Prompt:
All entries below are to be retyped in full, precisely as they appear.

--- Supplied records ---

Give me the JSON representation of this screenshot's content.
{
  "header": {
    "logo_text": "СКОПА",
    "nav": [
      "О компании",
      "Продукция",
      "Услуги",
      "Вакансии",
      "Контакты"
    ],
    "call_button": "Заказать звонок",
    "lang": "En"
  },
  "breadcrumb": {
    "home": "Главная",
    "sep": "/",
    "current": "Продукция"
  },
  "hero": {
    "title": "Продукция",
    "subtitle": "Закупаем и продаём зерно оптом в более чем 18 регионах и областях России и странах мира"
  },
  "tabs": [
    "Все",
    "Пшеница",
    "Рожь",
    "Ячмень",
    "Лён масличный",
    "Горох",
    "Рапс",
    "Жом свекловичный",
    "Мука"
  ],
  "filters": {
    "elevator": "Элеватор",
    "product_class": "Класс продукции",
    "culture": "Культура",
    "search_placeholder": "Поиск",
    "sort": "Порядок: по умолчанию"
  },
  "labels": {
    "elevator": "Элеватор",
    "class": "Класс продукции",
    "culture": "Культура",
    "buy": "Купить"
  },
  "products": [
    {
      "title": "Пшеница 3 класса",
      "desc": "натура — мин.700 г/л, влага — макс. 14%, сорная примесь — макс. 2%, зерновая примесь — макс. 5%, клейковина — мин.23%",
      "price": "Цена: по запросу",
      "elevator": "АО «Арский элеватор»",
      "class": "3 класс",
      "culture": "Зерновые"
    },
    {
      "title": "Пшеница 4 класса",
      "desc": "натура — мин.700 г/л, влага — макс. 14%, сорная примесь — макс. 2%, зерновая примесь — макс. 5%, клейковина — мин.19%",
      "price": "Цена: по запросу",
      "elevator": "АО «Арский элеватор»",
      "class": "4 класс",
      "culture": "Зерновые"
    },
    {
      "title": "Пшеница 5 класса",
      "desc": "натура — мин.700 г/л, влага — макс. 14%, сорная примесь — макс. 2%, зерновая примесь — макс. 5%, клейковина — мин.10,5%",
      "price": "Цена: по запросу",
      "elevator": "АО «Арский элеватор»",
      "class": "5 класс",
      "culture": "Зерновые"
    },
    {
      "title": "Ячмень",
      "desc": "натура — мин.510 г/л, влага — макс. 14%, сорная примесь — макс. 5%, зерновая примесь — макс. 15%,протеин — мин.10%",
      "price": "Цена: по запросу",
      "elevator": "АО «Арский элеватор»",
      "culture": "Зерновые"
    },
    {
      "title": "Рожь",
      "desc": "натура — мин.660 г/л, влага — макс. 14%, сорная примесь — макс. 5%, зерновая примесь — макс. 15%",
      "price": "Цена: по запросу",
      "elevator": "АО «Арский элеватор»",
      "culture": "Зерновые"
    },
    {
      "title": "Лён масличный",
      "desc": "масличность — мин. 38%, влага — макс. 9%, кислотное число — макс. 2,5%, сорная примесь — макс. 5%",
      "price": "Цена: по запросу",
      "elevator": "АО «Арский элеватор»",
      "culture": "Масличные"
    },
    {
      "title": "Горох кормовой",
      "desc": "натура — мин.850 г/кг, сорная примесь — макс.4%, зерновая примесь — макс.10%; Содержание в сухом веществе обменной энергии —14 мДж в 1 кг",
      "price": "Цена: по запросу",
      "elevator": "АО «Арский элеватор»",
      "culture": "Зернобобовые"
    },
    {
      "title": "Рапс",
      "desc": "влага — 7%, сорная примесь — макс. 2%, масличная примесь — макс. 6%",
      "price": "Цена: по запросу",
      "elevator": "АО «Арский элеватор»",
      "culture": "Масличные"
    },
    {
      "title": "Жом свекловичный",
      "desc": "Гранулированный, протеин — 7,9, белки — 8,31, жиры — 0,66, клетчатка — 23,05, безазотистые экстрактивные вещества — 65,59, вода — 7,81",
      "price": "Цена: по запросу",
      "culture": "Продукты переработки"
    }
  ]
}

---

Reply:
Give me the JSON representation of this screenshot's content.
{
  "header": {
    "logo_text": "СКОПА",
    "nav": [
      "О компании",
      "Продукция",
      "Услуги",
      "Вакансии",
      "Контакты"
    ],
    "call_button": "Заказать звонок",
    "lang": "En"
  },
  "breadcrumb": {
    "home": "Главная",
    "sep": "/",
    "current": "Продукция"
  },
  "hero": {
    "title": "Продукция",
    "subtitle": "Закупаем и продаём зерно оптом в более чем 18 регионах и областях России и странах мира"
  },
  "tabs": [
    "Все",
    "Пшеница",
    "Рожь",
    "Ячмень",
    "Лён масличный",
    "Горох",
    "Рапс",
    "Жом свекловичный",
    "Мука"
  ],
  "filters": {
    "elevator": "Элеватор",
    "product_class": "Класс продукции",
    "culture": "Культура",
    "search_placeholder": "Поиск",
    "sort": "Порядок: по умолчанию"
  },
  "labels": {
    "elevator": "Элеватор",
    "class": "Класс продукции",
    "culture": "Культура",
    "buy": "Купить"
  },
  "products": [
    {
      "title": "Пшеница 3 класса",
      "desc": "натура — мин.700 г/л, влага — макс. 14%, сорная примесь — макс. 2%, зерновая примесь — макс. 5%, клейковина — мин.23%",
      "price": "Цена: по запросу",
      "elevator": "АО «Арский элеватор»",
      "class": "3 класс",
      "culture": "Зерновые"
    },
    {
      "title": "Пшеница 4 класса",
      "desc": "натура — мин.700 г/л, влага — макс. 14%, сорная примесь — макс. 2%, зерновая примесь — макс. 5%, клейковина — мин.19%",
      "price": "Цена: по запросу",
      "elevator": "АО «Арский элеватор»",
      "class": "4 класс",
      "culture": "Зерновые"
    },
    {
      "title": "Пшеница 5 класса",
      "desc": "натура — мин.700 г/л, влага — макс. 14%, сорная примесь — макс. 2%, зерновая примесь — макс. 5%, клейковина — мин.10,5%",
      "price": "Цена: по запросу",
      "elevator": "АО «Арский элеватор»",
      "class": "5 класс",
      "culture": "Зерновые"
    },
    {
      "title": "Ячмень",
      "desc": "натура — мин.510 г/л, влага — макс. 14%, сорная примесь — макс. 5%, зерновая примесь — макс. 15%,протеин — мин.10%",
      "price": "Цена: по запросу",
      "elevator": "АО «Арский элеватор»",
      "culture": "Зерновые"
    },
    {
      "title": "Рожь",
      "desc": "натура — мин.660 г/л, влага — макс. 14%, сорная примесь — макс. 5%, зерновая примесь — макс. 15%",
      "price": "Цена: по запросу",
      "elevator": "АО «Арский элеватор»",
      "culture": "Зерновые"
    },
    {
      "title": "Лён масличный",
      "desc": "масличность — мин. 38%, влага — макс. 9%, кислотное число — макс. 2,5%, сорная примесь — макс. 5%",
      "price": "Цена: по запросу",
      "elevator": "АО «Арский элеватор»",
      "culture": "Масличные"
    },
    {
      "title": "Горох кормовой",
      "desc": "натура — мин.850 г/кг, сорная примесь — макс.4%, зерновая примесь — макс.10%; Содержание в сухом веществе обменной энергии —14 мДж в 1 кг",
      "price": "Цена: по запросу",
      "elevator": "АО «Арский элеватор»",
      "culture": "Зернобобовые"
    },
    {
      "title": "Рапс",
      "desc": "влага — 7%, сорная примесь — макс. 2%, масличная примесь — макс. 6%",
      "price": "Цена: по запросу",
      "elevator": "АО «Арский элеватор»",
      "culture": "Масличные"
    },
    {
      "title": "Жом свекловичный",
      "desc": "Гранулированный, протеин — 7,9, белки — 8,31, жиры — 0,66, клетчатка — 23,05, безазотистые экстрактивные вещества — 65,59, вода — 7,81",
      "price": "Цена: по запросу",
      "culture": "Продукты переработки"
    }
  ]
}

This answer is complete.